At the holiday home where Madeleine was last seen:

The apartment gate was padlocked, but in the little paved front yard, a purple hibiscus and some dusty geraniums were coming into bloom. The Algarve spring is finally coming.”

Such are the facts in this special investigation.

“It’s a new season,” said a British woman who works in a local restaurant. “It’s tragic they haven’t found Maddie. But the time has come to move on.”

Moving on:

Of course, moving on is one thing Madeleine’s parents, Kate and Gerry, cannot do. They remain arguidos, official suspects, – as does Robert Murat, a British expat living in Praia da Luz who has strenuously protested his innocence – still supposedly being investigated on the grounds that they may have caused her death or disappearance.

“Intellectually, they have grasped what has happened,” said Gerry’s elder brother, John. “Emotionally, they have learnt, to an extent, to cope: one’s psychology adapts. But they haven’t really come to terms with it. There are times when they can seem cheerful, but then the devastation bursts through. Madeleine’s disappearance is a cataclysm that is horrendous for them, and horrendous for all of us close to them.”

“It’s an intense, full-on existence for both of them,” said the McCanns’ spokesman, Clarence Mitchell. “Gerry is back at work [as a cardiologist] full-time, but when he gets home the campaign to find Madeleine is like having a second job.”

And what of Portugal, Britain’s oldest ally?

“You have to remember: until 1974 Portugal was a dictatorship,” said a veteran Algarve journalist, who asked not to be named. “That was the climate in which the PJ was created. Their methods were pretty rough.”


Brutal treatment of suspects was routine. One expatriate British woman told me how a friend of her mother had been arrested in the late Eighties on suspicion of breaking and entering a house – only to be savagely beaten in custody.

“She was bruised all over her body. Of course, the police said they hadn’t done anything, and were never called to account,” the woman said.

Rough. Very rough:

“This is Heartbeat country,” another expat said.

Heartbeat, Why do you miss when my baby kisses me? Greengrass – take him to the ‘pit’

“People talk to the police, and so often they think they know who’s guilty, but can’t prove it. So they make an arrest and turn up the pressure in the hope of getting a confession.”

Portugal. A place of rare dangers:

Thirty miles east of Praia da Luz lies the resort of Albufeira, where a collection of clifftop villas known as Val Novio was once a thriving development, favoured by British expats. Now largely abandoned, it was there, on November 19, 1990, that Rachel Charles, aged nine, went missing.

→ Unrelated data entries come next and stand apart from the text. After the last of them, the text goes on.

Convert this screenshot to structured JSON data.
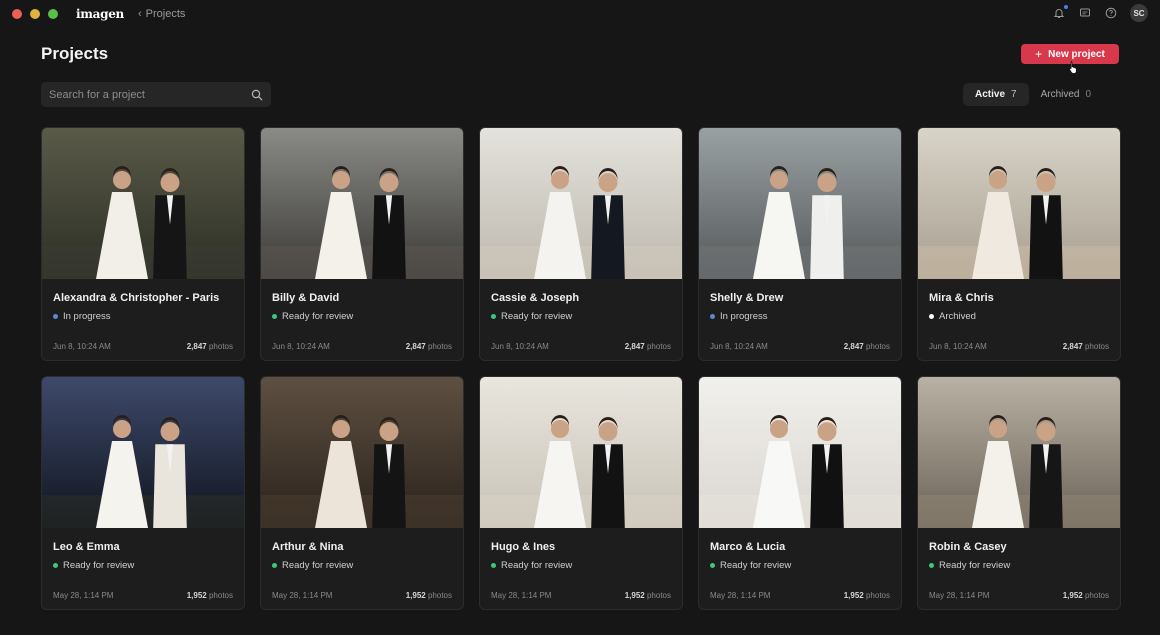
{
  "app": {
    "logo": "imagen",
    "breadcrumb": "Projects"
  },
  "titlebar_icons": [
    "bell-icon",
    "chat-icon",
    "help-icon"
  ],
  "user": {
    "initials": "SC"
  },
  "header": {
    "title": "Projects",
    "new_button": "New project"
  },
  "search": {
    "placeholder": "Search for a project"
  },
  "tabs": [
    {
      "label": "Active",
      "count": "7"
    },
    {
      "label": "Archived",
      "count": "0"
    }
  ],
  "colors": {
    "accent": "#d8384c",
    "in_progress": "#5b8bd6",
    "ready": "#3ec97a",
    "archived": "#ffffff"
  },
  "photos_label": "photos",
  "projects": [
    {
      "name": "Alexandra & Christopher - Paris",
      "status": "In progress",
      "status_type": "in_progress",
      "date": "Jun 8, 10:24 AM",
      "count": "2,847"
    },
    {
      "name": "Billy & David",
      "status": "Ready for review",
      "status_type": "ready",
      "date": "Jun 8, 10:24 AM",
      "count": "2,847"
    },
    {
      "name": "Cassie & Joseph",
      "status": "Ready for review",
      "status_type": "ready",
      "date": "Jun 8, 10:24 AM",
      "count": "2,847"
    },
    {
      "name": "Shelly & Drew",
      "status": "In progress",
      "status_type": "in_progress",
      "date": "Jun 8, 10:24 AM",
      "count": "2,847"
    },
    {
      "name": "Mira & Chris",
      "status": "Archived",
      "status_type": "archived",
      "date": "Jun 8, 10:24 AM",
      "count": "2,847"
    },
    {
      "name": "Leo & Emma",
      "status": "Ready for review",
      "status_type": "ready",
      "date": "May 28, 1:14 PM",
      "count": "1,952"
    },
    {
      "name": "Arthur & Nina",
      "status": "Ready for review",
      "status_type": "ready",
      "date": "May 28, 1:14 PM",
      "count": "1,952"
    },
    {
      "name": "Hugo & Ines",
      "status": "Ready for review",
      "status_type": "ready",
      "date": "May 28, 1:14 PM",
      "count": "1,952"
    },
    {
      "name": "Marco & Lucia",
      "status": "Ready for review",
      "status_type": "ready",
      "date": "May 28, 1:14 PM",
      "count": "1,952"
    },
    {
      "name": "Robin & Casey",
      "status": "Ready for review",
      "status_type": "ready",
      "date": "May 28, 1:14 PM",
      "count": "1,952"
    }
  ]
}
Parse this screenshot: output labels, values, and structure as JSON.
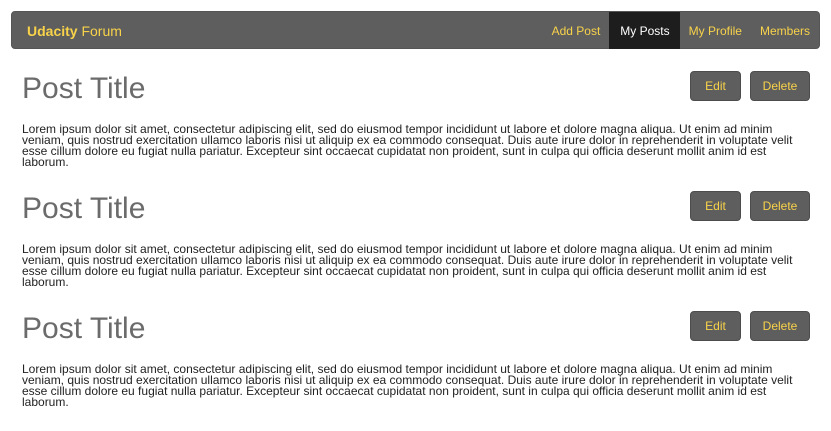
{
  "navbar": {
    "brand_bold": "Udacity",
    "brand_rest": " Forum",
    "links": [
      {
        "label": "Add Post",
        "active": false
      },
      {
        "label": "My Posts",
        "active": true
      },
      {
        "label": "My Profile",
        "active": false
      },
      {
        "label": "Members",
        "active": false
      }
    ]
  },
  "posts": [
    {
      "title": "Post Title",
      "edit_label": "Edit",
      "delete_label": "Delete",
      "body": "Lorem ipsum dolor sit amet, consectetur adipiscing elit, sed do eiusmod tempor incididunt ut labore et dolore magna aliqua. Ut enim ad minim veniam, quis nostrud exercitation ullamco laboris nisi ut aliquip ex ea commodo consequat. Duis aute irure dolor in reprehenderit in voluptate velit esse cillum dolore eu fugiat nulla pariatur. Excepteur sint occaecat cupidatat non proident, sunt in culpa qui officia deserunt mollit anim id est laborum."
    },
    {
      "title": "Post Title",
      "edit_label": "Edit",
      "delete_label": "Delete",
      "body": "Lorem ipsum dolor sit amet, consectetur adipiscing elit, sed do eiusmod tempor incididunt ut labore et dolore magna aliqua. Ut enim ad minim veniam, quis nostrud exercitation ullamco laboris nisi ut aliquip ex ea commodo consequat. Duis aute irure dolor in reprehenderit in voluptate velit esse cillum dolore eu fugiat nulla pariatur. Excepteur sint occaecat cupidatat non proident, sunt in culpa qui officia deserunt mollit anim id est laborum."
    },
    {
      "title": "Post Title",
      "edit_label": "Edit",
      "delete_label": "Delete",
      "body": "Lorem ipsum dolor sit amet, consectetur adipiscing elit, sed do eiusmod tempor incididunt ut labore et dolore magna aliqua. Ut enim ad minim veniam, quis nostrud exercitation ullamco laboris nisi ut aliquip ex ea commodo consequat. Duis aute irure dolor in reprehenderit in voluptate velit esse cillum dolore eu fugiat nulla pariatur. Excepteur sint occaecat cupidatat non proident, sunt in culpa qui officia deserunt mollit anim id est laborum."
    }
  ],
  "colors": {
    "navbar_bg": "#5e5e5e",
    "accent": "#f8d34a",
    "active_bg": "#1d1d1d",
    "title": "#6b6b6b"
  }
}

Neil McKay, a Bafta-winning TV scriptwriter who has specialised in factual dramas about crime, was on holiday nearby with his father at the time. “We were sitting in a bar having a beer one evening,” he recalled.

“This English guy came in, saying a little girl had disappeared two days earlier but the police were refusing to mount a proper search. He said her family wanted every British tourist or expat to meet on the beach at seven next morning to try to find her.

“So we went. There must have been more than 200 of us. Tragically, it didn’t take long to find her body, hidden among some pines.”

Those Portuguese police:

Len Port, now an Algarve publisher who covered the case for The Portugal News, said: “The police search was highly inefficient, as, frankly, was everything else about the case. The way the police handled it was desperately amateurish – and ultimately, a travesty of justice.”

Just as they would later do with the McCanns, the PJ soon hit on a suspect who knew the victim and her family. But according to Port, who attended his trial, it had “no real evidence. It was an unjust trial”.

Robert Murat:

The defendant was Michael Cook, a British expat businessman who had taken part in the search, and in 1992 he was convicted and sentenced to 19 years. Having protested his innocence, he was released in 2002. Last week, he told of his ordeal for the first time.

“This has ruined my life,” he said. “I still carry the scars from the six times I was stabbed in prison; as for the times I had the s*** kicked out of me, I long ago lost count.”

Posted: 20th, April 2008 | In: Madeleine McCann Comments (1,270) | TrackBack | Permalink